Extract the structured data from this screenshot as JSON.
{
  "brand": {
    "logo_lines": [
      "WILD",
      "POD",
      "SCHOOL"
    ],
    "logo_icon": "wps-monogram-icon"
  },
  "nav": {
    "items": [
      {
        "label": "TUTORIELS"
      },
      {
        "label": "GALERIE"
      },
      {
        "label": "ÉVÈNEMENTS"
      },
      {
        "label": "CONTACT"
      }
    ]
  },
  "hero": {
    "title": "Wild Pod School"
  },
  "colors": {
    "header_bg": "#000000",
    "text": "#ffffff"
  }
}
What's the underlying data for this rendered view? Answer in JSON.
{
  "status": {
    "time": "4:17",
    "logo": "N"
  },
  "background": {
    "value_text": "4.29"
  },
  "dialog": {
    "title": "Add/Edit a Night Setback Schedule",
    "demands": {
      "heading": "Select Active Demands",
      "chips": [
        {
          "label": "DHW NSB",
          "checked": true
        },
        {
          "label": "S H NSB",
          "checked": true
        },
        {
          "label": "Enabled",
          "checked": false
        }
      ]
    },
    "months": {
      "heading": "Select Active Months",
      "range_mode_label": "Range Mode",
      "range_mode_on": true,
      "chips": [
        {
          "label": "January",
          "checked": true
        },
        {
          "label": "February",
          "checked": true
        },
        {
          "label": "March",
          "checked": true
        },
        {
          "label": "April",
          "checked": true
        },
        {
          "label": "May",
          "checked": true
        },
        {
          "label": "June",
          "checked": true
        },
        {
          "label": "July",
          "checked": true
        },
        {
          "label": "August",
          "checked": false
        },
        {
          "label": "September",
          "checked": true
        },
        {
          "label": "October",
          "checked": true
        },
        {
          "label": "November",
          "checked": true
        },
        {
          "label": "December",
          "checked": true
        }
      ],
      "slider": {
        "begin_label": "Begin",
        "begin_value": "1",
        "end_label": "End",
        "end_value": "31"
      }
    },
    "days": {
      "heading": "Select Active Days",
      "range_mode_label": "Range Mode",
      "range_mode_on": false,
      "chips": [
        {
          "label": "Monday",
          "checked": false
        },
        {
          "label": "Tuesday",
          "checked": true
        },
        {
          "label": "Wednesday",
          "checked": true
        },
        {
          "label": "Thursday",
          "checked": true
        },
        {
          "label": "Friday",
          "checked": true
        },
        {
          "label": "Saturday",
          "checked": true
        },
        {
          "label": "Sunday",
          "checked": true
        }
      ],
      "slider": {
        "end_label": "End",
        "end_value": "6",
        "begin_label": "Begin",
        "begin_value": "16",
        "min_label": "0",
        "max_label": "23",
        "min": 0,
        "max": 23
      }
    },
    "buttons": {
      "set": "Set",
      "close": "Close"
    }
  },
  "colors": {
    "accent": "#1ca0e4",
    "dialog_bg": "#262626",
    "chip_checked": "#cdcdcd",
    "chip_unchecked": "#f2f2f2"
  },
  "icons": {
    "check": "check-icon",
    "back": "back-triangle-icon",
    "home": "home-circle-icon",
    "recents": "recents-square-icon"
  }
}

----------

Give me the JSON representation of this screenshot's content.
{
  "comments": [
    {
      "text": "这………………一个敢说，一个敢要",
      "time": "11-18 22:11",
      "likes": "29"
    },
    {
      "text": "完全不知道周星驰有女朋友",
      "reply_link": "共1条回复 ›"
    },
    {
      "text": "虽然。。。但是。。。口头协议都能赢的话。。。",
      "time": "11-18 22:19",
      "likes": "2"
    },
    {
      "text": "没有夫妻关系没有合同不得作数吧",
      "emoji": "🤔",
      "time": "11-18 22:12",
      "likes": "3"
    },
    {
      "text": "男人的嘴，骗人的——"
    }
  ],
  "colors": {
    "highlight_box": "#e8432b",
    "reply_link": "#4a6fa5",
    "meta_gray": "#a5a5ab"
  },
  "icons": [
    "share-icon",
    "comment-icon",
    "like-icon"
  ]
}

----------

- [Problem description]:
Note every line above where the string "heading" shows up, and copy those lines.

- [Answer below]:
      "heading": "Select Active Demands",
      "heading": "Select Active Months",
      "heading": "Select Active Days",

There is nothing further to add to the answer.